“He said ‘What is it that college gave you?’ I can’t point to one specific thing and say that is what I learned at Bluffton, but I know I learned how to think about the world and how to find my place in the world. My responsibility in the world.”
Through The Wheelhouse and their many years in education, the Cresses are following through on that responsibility.
|Cory Goldfuss '03|
|Major: Computer Science|
A new opportunity
During his junior year at Bluffton, computer science major Cory Goldfuss ’03 immersed himself in the Jamaican culture. The experience is something that made a lasting impact. “I still have the journal we kept,” said Goldfuss of Woodstock, Ga. “Even today, I pull it out and reflect on the experience I had and the connections I made.”

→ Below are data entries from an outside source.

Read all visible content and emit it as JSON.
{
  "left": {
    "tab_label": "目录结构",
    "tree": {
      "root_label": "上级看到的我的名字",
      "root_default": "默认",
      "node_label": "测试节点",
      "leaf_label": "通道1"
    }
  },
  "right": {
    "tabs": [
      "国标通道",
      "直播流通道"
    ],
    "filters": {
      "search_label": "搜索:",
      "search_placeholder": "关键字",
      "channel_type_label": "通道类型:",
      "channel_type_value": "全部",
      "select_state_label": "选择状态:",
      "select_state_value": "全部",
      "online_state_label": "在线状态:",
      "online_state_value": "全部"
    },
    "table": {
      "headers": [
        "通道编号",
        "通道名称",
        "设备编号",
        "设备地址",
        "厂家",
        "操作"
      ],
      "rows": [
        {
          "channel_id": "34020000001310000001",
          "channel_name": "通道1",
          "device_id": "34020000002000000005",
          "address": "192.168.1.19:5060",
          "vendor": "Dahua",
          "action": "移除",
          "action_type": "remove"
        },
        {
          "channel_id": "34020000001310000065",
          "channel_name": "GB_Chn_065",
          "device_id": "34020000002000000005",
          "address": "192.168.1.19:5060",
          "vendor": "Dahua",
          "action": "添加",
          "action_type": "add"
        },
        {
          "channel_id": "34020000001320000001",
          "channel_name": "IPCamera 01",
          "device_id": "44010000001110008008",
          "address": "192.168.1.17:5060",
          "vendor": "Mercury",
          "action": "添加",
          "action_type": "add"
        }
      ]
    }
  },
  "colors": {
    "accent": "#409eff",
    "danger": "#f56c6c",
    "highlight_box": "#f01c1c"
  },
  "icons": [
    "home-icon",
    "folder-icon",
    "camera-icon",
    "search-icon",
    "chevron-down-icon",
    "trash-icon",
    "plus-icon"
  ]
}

Sixteen years later, Goldfuss’ cross-cultural experience has come “full circle.” The server operations lead at the Atlanta office of VMware was selected to participate in a Good Gigs Trek, the software and support company’s immersive service learning and leadership development opportunity.
Making an impact
Goldfuss and an international team of VMware employees updated infrastructure and accelerated the use of technology with a rural school district in Havre, Mont. One-third of the student population in the district is American Indian with more than 30 tribes represented. The team also spent a day at the nearby Chippewa-Cree Rocky Boy’s reservation, which has the largest tribal representation at the school.
“One thing that was very impactful to me was that just 10 percent of the experience was the work—updating technology, installing networking switches and upgrading virtualization—90 percent was being in the community,” said Goldfuss.
The team also explored Glacier National Park with community members and connected with students and teachers during a technology fun day.
“The teachers and students took time out of their summer vacation for this day,” explained Goldfuss. “Seeing the students’ excitement and the joy on their faces as they were learning to do hands-on technology was awesome.”
The experience also provided Goldfuss with an opportunity to give back to Bluffton. At VMware, employees who contribute 40 hours of service learning in a year are eligible to recommend a donation to any nonprofit. Goldfuss chose Bluffton.
“I immediately logged into the system to see if Bluffton was on the list, and I requested the gift to be specifically for Bluffton's cross-cultural experience,” Goldfuss said. “It was an easy choice for me, and I’m excited to see it go there.”
Now back in Atlanta, Goldfuss is able to reflect on both his time in Jamaica and Montana.
“Something I learned at Bluffton that has stayed with me—it’s far more than just you in the world,” explained Goldfuss. “Everything you do in your daily life or career could have an impact on the other side of the world.”
Bluffton’s first residence hall for men opened in early 1924 and was named after U.S. President Abraham Lincoln. A presence near the center of campus for nearly a century, Lincoln Hall will endure in the memories of many Bluffton alumni and friends.
While the cornerstone was inscribed with the words, “Dedicated to God for Men, 1923,” at times in the 1940s and 50s, women lived in Lincoln Hall. It was also home to the university’s first student computer lab during the mid-1990s.
Lincoln Hall closed its doors following the 2011-12 academic year and was demolished in December 2018. However, the memories remain as do a number of artifacts held in the cornerstone including: a Bible, editions of “The Witmarsum” and “Bluffton News” newspapers, college and seminary catalogs, coins, correspondence, and lists of alumni and committee members.
Take a walk down memory lane. A digital timeline of Lincoln Hall can be found at https://libguides.bluffton.edu/lincolnhall. Pictures, artifacts, and past editions of the ISTA and “The Witmarsum” can also be found in the Bluffton University Memory at www.bluffton.edu/library.